If the CEO of a corporation operating in Brazil learns that her company has committed an unlawful act of corruption, should she order the corporation to self-report and negotiate a leniency agreement with the Brazilian authorities under Brazil’s 2013 Clean Company Act, which authorizes such settlements? In most of the cases, the corporate legal department would probably advise against it. Indeed, the number of leniency agreements based specifically on Brazil’s Clean Company Act has been much smaller than expected.
Several factors drive companies away from cooperating with Brazilian public authorities under the Clean Company Act:
- First, corporations are unsure which public authority they should negotiate with. The Clean Company Act provides that the Office of the Federal Comptroller General (CGU) is the body responsible for negotiating leniency agreements with legal entities that committed violations that harmed the Federal Executive Branch. As settling with corporations involves many legal questions, the Office of the Attorney General of the Union (AGU) cooperates with the CGU in the negotiations. However, over the course of Operation Car Wash, the Federal Public Prosecutor’s Office (MPF) has signed similar deals, which proved to be essential for those investigations. In this context, which of these public agencies should a company contact to start negotiations?
- Second, under the framework established by the Brazilian Constitution, several different public bodies, all independent from each other, are in charge of enforcing anticorruption statutes. For example, all of the public agencies mentioned above may take legal or administrative measures to punish companies involved in acts of corruption. If a company signs a leniency agreement with one of these agencies, there is no guarantee that the others will abide by it as well. In addition, a General Accounting Office oversees the terms of the leniency agreement signed by the Executive Branch, and firms that negotiate a leniency agreement with one or more of the enforcement agencies run the risk that their leniency agreement will not be approved by the General Accounting Office. Moreover, Brazil has a federal system, and a company that negotiates a leniency agreement with federal authorities may still face prosecution by state or local authorities (and vice versa), as there is no system to coordinate prosecutions at different levels.
- Third, even if the company manages to sign a leniency agreement under Brazil’s Clean Company Act, the company must fully repair the damage it has caused. While this requirement is sensible in principle, in practice corporations find it very difficult to predict the financial burden they will bear. Additionally, even firms that receive leniency may still have to pay significant fines, and may also face tax consequences. Thus, companies may consider that the possible legal benefits of negotiating a leniency agreement are insufficient to outweigh the costs of reporting violations that otherwise might remain unnoticed by the authorities.
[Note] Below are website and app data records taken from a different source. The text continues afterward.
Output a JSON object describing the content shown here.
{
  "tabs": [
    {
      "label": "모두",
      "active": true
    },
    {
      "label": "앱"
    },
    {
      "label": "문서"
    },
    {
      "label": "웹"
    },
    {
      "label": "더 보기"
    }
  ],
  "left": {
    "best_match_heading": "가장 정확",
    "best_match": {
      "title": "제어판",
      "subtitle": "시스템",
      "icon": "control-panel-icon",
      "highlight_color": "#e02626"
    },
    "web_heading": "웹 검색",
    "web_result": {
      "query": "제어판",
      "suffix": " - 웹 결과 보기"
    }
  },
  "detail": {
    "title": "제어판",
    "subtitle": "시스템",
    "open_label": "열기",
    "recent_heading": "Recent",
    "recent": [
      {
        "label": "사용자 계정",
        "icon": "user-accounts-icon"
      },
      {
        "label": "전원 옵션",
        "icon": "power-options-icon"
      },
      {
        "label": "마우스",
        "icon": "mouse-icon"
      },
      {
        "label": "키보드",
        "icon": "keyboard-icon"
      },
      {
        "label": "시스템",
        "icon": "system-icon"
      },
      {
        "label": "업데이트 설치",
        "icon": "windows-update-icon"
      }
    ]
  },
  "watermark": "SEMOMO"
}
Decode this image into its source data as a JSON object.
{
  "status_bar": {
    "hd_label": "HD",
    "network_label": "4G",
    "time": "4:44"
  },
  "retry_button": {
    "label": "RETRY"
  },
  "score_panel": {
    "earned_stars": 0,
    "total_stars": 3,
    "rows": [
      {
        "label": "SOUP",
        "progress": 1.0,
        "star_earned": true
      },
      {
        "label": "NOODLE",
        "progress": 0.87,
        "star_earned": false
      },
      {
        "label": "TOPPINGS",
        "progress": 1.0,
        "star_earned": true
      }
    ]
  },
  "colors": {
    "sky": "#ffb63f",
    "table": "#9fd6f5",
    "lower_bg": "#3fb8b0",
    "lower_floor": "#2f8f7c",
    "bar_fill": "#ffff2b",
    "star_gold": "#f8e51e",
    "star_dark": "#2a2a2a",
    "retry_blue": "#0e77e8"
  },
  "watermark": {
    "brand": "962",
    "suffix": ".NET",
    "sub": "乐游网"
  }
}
- Fourth, a leniency agreement signed under the Clean Company Act does not protect the individuals involved in the offenses from potential criminal prosecution. Indeed, the Act requires, as a condition of a leniency agreement for the company, that the firm identify all the natural persons who also took part in the misconduct, and provide the public authorities with the information and documents necessary to hold those offenders accountable. Considering that many large Brazilian companies are family-owned and that those who may be held personally liable oftentimes are still influential in the company, a conflict of interest may arise. Individuals are unlikely to produce evidence against themselves just to benefit the corporation.
- Finally, corporations are aware that, without their cooperation, law enforcement authorities may not be able to detect the offense or to obtain sufficient evidence to bring a successful prosecution. Thus, the likelihood of being punished by the government on its own does not appear to be high enough to overcome all the legal uncertainty noted above.
It’s true that Federal Prosecutors involved in the so-called Car Wash Operation have made extensive use of cooperative mechanisms, and have succeeded in concluding some leniency agreements with corporations. But these leniency agreements rest on somewhat shaky legal grounds, and to justify them, Federal Prosecutors have advanced an innovative interpretation that involves combining many different statutory provisions. While the prosecutors’ argument is plausible, there is no guarantee that Superior Courts will ultimately accept this reasoning. It would be far better to reform the leniency agreement provisions under the Clean Company Act to address the deficiencies noted above. While comprehensive reform will be challenging, there are a few steps Brazil could take now to encourage companies to self-report more frequently.
- First, Brazil must encourage effective coordination among the different public agencies potentially involved in negotiating leniency. Considering that the most important bodies responsible for anticorruption measures have their own constitutional duties and responsibilities, the law should encourage collaboration and joint negotiation, which would also end the risk of multiple prosecutions for the same offenses.
- Second, the law should allow leniency agreements also to provide leniency to individuals who want to self-report jointly with the company. This would avoid conflicts of interest within the firms. Similar regulation already exists in Brazilian law concerning the leniency agreements signed under Brazil’s competition law and this same principle should be extended to the anticorruption context.
- Finally, and more generally, Brazilian companies will not have a sufficient incentive to voluntarily disclose corrupt practices unless they face a serious risk of detection and punishment. This implies the need for more general reforms to improve the effectiveness of Brazilian anticorruption enforcement. Leniency agreements can be a powerful tool, but they only work if companies have a sufficient fear of getting caught.